Dataset excerpts:
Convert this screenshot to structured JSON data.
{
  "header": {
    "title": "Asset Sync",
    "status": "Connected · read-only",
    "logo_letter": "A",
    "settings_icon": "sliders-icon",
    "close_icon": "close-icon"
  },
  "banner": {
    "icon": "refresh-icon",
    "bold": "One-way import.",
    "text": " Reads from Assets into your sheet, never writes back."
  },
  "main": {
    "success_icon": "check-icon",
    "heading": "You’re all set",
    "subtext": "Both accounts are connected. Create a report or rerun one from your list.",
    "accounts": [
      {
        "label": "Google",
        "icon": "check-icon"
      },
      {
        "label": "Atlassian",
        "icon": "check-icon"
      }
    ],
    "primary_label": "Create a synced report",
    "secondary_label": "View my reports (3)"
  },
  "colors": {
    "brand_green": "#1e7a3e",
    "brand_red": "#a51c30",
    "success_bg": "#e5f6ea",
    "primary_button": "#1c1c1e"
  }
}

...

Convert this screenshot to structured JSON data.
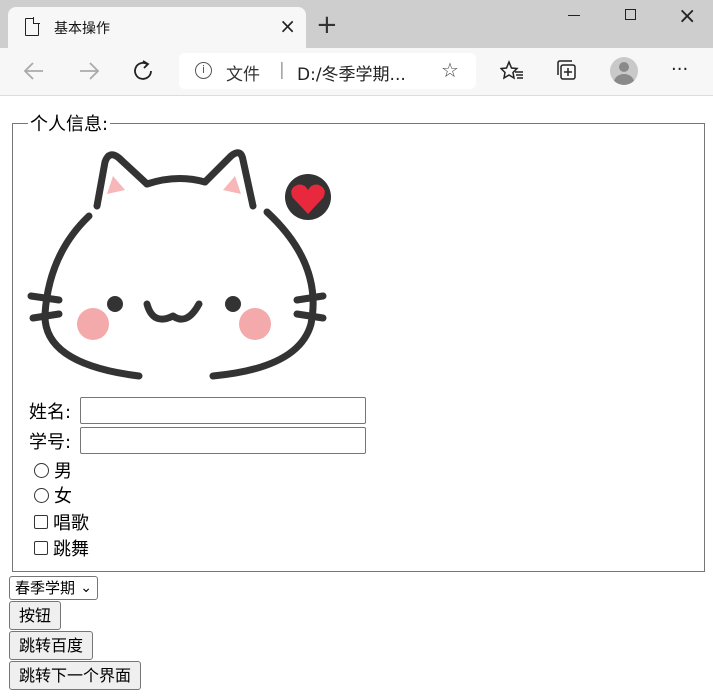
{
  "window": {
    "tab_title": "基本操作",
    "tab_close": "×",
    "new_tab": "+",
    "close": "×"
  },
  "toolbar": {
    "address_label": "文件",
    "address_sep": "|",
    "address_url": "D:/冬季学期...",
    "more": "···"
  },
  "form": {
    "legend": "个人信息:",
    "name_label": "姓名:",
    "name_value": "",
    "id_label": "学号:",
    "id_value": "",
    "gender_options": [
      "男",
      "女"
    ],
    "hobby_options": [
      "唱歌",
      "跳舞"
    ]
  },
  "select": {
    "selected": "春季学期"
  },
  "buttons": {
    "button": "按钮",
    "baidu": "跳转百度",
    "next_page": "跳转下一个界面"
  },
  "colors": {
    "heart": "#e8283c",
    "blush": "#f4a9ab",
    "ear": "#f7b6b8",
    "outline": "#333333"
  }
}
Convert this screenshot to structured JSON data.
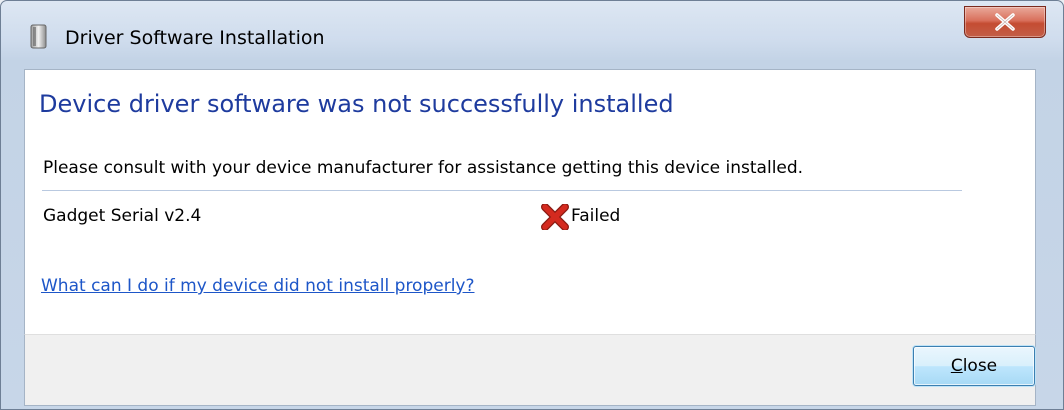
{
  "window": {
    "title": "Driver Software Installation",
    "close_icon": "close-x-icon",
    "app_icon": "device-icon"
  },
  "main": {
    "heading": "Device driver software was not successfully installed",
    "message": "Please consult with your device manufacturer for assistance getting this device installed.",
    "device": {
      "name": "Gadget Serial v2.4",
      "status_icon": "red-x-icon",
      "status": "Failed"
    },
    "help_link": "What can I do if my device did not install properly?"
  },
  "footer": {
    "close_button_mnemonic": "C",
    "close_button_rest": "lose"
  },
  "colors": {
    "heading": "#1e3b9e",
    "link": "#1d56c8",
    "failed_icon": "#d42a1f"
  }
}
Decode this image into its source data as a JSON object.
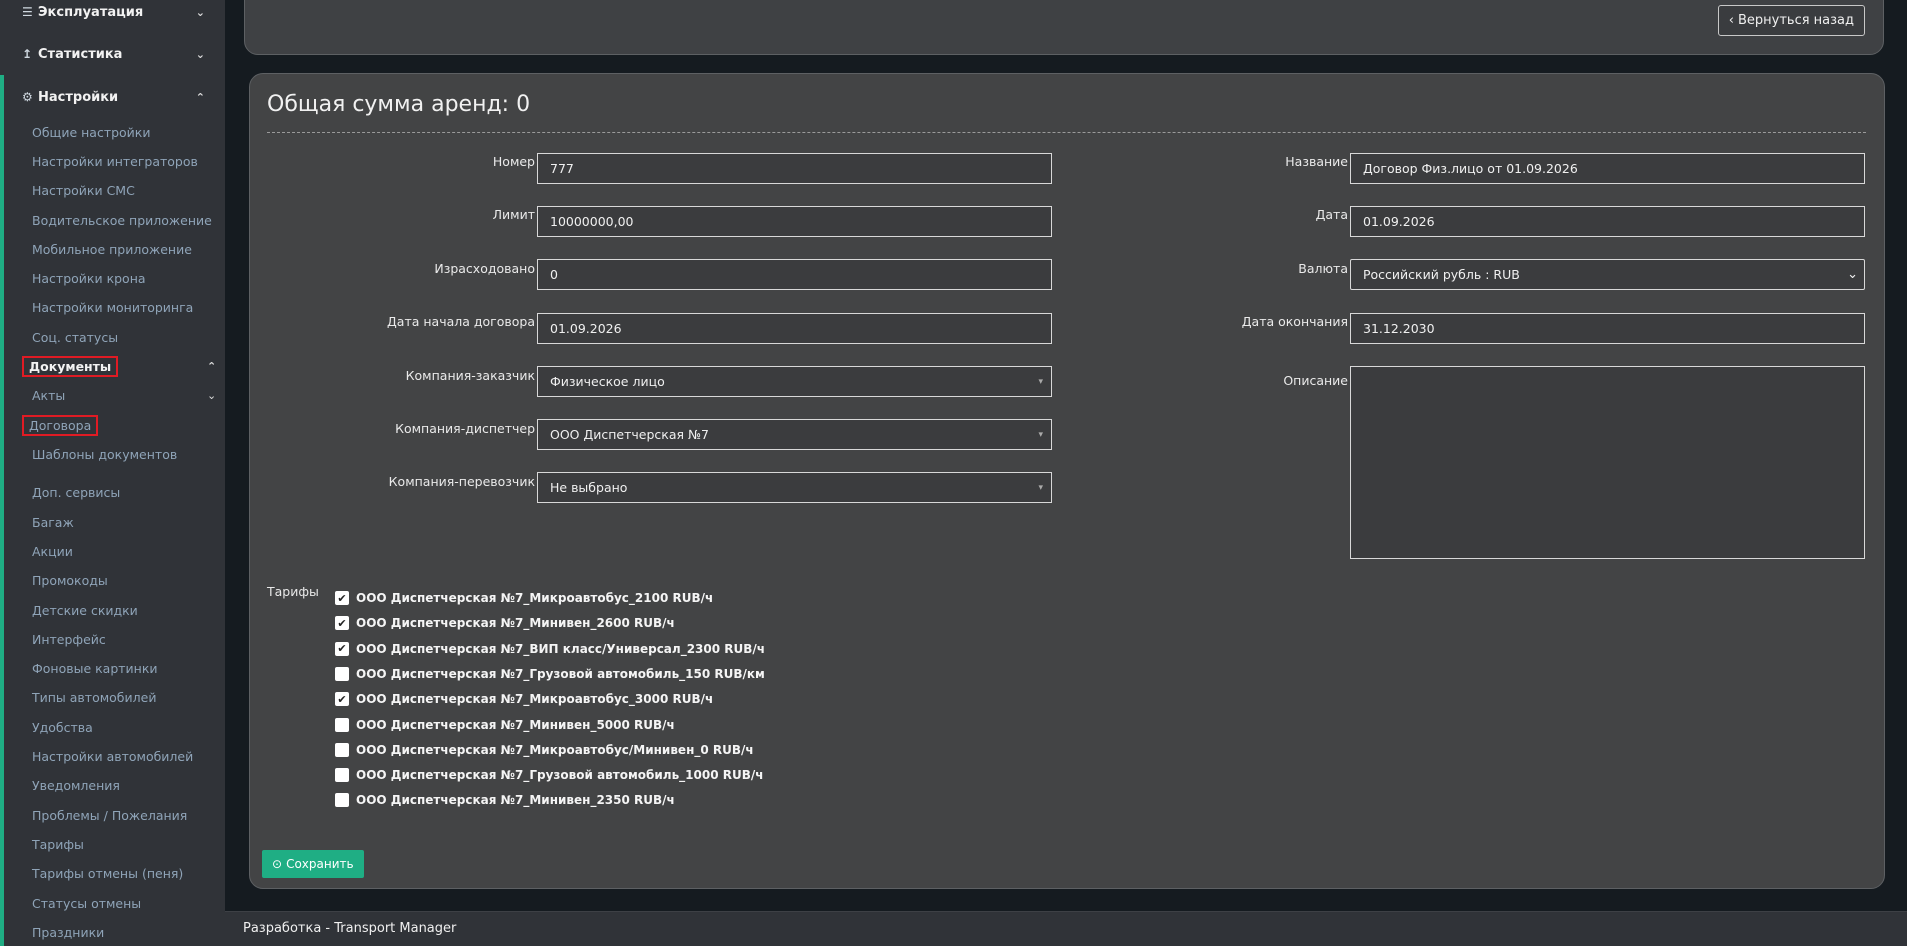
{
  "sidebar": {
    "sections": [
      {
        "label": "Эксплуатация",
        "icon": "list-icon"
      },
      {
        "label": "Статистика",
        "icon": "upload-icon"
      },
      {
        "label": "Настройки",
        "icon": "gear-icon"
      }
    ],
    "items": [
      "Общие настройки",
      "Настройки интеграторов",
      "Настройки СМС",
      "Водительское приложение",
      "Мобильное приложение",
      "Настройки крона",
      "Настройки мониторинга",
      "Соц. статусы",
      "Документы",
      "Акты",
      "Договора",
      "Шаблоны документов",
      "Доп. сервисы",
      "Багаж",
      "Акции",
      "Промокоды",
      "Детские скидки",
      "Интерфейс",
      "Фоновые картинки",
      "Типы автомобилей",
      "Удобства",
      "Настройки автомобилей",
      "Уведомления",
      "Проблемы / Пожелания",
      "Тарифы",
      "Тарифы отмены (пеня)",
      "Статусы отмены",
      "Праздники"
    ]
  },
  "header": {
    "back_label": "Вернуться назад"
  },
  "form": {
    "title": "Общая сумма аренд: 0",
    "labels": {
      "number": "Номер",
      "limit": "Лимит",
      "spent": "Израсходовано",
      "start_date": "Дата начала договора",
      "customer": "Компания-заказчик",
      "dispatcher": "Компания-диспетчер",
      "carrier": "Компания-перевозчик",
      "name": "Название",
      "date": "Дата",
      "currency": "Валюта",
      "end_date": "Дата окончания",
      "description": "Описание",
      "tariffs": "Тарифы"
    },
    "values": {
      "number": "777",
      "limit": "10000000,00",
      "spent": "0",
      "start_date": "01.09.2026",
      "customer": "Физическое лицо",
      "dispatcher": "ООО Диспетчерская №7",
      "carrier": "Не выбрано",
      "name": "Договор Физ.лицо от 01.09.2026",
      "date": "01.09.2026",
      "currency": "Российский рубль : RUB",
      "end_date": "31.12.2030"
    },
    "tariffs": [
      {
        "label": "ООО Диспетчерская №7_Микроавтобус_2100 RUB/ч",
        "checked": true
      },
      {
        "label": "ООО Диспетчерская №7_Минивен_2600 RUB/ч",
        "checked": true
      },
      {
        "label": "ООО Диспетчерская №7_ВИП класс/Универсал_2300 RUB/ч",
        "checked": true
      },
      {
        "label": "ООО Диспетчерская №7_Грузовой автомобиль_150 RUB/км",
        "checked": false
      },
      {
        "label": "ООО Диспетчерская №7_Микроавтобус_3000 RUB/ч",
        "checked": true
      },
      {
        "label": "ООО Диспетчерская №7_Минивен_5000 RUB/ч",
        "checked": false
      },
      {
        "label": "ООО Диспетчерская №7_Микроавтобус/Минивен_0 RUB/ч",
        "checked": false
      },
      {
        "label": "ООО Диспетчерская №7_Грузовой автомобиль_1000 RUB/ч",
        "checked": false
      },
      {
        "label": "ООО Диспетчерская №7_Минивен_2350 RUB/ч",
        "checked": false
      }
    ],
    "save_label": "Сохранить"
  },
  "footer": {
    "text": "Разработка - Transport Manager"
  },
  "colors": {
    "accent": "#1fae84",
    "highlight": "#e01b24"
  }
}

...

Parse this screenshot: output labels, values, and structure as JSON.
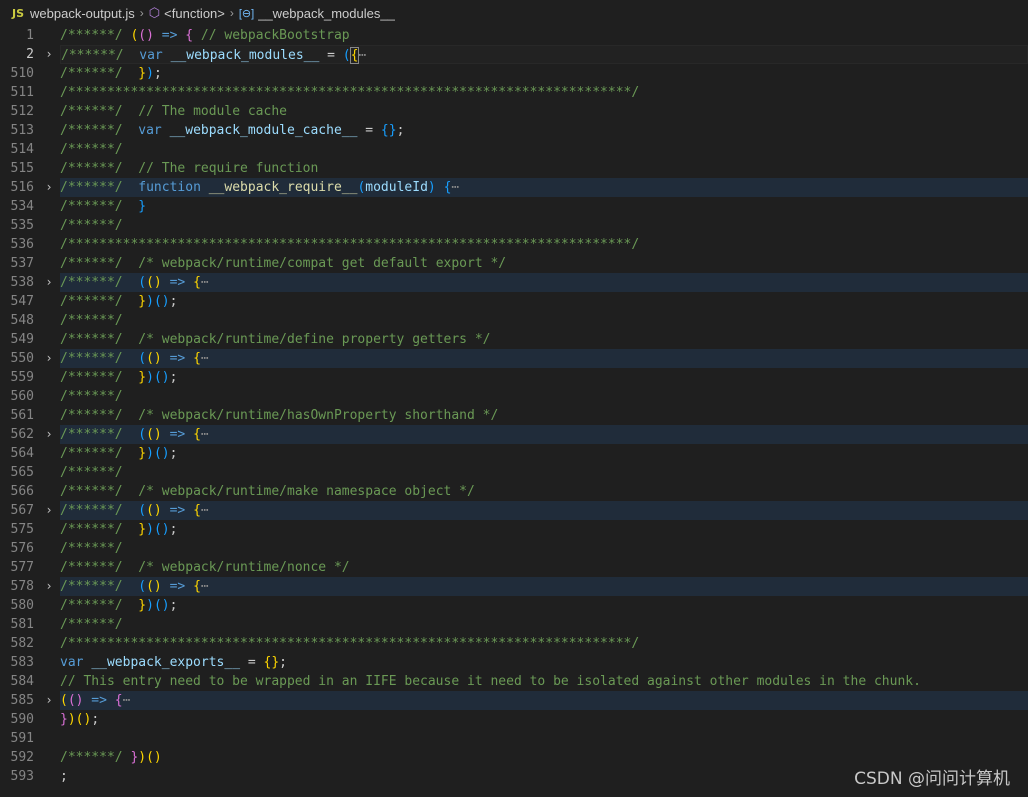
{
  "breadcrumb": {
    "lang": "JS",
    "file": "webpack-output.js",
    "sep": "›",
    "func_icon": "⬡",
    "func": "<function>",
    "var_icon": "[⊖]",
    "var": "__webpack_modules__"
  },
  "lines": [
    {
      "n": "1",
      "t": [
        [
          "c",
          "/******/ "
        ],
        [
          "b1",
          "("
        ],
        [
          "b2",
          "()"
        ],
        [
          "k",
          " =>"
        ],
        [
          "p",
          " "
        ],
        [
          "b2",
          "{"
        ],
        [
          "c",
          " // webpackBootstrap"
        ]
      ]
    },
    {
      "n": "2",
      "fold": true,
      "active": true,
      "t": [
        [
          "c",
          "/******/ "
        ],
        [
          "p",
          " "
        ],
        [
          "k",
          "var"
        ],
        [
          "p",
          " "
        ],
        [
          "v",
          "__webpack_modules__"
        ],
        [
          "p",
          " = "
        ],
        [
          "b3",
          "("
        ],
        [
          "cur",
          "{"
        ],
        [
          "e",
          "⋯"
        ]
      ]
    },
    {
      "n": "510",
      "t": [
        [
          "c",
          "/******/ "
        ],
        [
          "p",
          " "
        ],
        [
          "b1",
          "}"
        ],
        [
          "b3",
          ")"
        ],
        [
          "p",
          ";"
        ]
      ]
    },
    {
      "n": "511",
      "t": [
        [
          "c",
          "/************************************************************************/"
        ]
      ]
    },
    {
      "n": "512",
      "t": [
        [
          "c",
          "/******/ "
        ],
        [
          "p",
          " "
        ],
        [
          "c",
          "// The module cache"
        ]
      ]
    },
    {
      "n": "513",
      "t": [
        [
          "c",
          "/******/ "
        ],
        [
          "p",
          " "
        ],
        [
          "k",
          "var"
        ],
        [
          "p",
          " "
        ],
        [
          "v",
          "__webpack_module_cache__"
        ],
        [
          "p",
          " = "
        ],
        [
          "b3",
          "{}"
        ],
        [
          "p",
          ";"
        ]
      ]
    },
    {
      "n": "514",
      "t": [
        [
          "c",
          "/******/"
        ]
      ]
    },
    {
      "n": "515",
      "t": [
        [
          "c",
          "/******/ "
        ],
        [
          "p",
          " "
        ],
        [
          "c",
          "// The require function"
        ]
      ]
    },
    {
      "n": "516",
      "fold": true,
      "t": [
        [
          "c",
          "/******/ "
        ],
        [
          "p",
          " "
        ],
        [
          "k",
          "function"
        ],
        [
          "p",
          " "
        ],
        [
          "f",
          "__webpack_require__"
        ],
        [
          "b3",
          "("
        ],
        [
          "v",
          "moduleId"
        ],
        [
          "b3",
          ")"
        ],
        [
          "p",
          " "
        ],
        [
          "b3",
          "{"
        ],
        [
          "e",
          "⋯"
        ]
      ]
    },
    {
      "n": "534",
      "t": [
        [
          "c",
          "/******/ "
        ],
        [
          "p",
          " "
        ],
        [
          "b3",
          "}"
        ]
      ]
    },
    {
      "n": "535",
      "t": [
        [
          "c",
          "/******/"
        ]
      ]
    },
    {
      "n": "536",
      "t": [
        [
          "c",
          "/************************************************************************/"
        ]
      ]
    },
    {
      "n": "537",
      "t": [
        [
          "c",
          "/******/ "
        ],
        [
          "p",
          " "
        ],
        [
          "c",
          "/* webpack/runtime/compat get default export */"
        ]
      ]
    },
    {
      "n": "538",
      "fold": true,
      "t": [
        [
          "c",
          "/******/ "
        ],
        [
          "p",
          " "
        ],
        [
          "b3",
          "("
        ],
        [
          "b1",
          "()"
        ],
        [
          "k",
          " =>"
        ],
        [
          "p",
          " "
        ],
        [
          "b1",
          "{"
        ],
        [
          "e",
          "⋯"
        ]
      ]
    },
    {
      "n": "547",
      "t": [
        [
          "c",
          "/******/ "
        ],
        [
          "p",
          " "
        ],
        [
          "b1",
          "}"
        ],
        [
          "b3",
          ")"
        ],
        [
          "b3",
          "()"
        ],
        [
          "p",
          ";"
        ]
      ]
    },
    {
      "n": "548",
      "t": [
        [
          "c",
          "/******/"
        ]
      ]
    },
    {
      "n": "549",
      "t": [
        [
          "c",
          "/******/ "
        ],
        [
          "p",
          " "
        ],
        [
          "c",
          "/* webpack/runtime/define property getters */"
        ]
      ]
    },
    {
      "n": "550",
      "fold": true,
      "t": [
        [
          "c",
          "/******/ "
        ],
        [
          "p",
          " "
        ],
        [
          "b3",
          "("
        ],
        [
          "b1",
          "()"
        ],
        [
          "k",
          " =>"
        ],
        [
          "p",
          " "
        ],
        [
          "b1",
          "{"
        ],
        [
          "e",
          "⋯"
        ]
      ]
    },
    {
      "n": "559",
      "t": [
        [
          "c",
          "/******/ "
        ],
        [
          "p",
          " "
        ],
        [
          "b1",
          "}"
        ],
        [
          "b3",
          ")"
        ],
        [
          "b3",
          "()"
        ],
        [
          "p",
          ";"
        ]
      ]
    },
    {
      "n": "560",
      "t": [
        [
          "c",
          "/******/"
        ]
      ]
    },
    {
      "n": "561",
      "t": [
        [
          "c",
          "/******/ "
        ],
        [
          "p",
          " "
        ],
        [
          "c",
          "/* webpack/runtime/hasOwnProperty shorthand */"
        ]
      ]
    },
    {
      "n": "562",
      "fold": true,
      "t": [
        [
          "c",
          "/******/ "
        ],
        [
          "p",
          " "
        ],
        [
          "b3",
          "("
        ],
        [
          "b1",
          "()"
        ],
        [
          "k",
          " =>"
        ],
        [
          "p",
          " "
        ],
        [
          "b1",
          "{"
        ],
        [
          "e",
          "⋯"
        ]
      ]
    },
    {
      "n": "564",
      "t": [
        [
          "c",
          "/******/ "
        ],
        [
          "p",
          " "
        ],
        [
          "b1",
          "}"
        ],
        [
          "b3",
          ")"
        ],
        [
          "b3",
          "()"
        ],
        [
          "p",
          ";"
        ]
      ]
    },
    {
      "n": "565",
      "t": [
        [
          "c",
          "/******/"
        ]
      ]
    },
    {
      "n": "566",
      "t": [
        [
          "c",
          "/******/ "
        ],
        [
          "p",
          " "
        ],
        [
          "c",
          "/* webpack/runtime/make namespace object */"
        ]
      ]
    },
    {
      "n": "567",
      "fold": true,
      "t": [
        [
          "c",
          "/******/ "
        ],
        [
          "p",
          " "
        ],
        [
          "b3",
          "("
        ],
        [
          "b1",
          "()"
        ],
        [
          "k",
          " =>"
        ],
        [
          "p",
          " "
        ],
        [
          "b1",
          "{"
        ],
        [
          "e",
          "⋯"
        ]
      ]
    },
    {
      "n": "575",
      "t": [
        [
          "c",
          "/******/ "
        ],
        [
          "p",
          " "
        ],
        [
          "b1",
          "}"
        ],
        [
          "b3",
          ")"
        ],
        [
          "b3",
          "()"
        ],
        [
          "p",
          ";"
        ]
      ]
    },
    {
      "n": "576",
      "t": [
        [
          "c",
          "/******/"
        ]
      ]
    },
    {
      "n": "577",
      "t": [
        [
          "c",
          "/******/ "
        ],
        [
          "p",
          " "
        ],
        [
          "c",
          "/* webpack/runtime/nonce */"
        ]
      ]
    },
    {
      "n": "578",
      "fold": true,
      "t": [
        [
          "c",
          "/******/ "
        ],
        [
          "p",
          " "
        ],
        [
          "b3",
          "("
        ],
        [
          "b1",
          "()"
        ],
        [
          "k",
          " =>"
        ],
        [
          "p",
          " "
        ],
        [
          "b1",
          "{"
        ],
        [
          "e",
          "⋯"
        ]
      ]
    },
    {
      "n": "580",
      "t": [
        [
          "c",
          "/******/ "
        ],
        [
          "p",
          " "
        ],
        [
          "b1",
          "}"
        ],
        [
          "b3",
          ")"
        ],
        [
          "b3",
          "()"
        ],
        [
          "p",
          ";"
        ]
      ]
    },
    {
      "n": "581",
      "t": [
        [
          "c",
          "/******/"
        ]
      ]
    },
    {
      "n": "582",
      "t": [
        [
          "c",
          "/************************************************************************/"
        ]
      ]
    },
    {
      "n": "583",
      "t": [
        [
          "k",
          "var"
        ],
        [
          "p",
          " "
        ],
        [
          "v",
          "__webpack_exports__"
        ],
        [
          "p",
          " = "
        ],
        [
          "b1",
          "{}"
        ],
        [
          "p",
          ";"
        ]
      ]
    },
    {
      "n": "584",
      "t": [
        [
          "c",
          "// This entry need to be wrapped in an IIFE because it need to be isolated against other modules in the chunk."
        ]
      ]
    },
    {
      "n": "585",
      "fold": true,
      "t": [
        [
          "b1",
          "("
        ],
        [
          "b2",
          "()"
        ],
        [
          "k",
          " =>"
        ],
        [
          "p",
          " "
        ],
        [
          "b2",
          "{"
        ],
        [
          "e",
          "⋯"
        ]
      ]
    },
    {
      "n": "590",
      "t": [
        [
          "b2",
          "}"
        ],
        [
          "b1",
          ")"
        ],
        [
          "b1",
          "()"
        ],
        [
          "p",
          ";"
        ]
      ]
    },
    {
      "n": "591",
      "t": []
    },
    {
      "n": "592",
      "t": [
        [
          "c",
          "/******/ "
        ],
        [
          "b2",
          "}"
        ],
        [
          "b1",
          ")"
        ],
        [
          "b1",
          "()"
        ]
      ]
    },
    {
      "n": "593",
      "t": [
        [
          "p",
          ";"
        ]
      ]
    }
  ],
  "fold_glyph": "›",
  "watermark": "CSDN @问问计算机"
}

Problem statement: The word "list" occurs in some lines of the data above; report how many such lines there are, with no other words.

Task answer: 2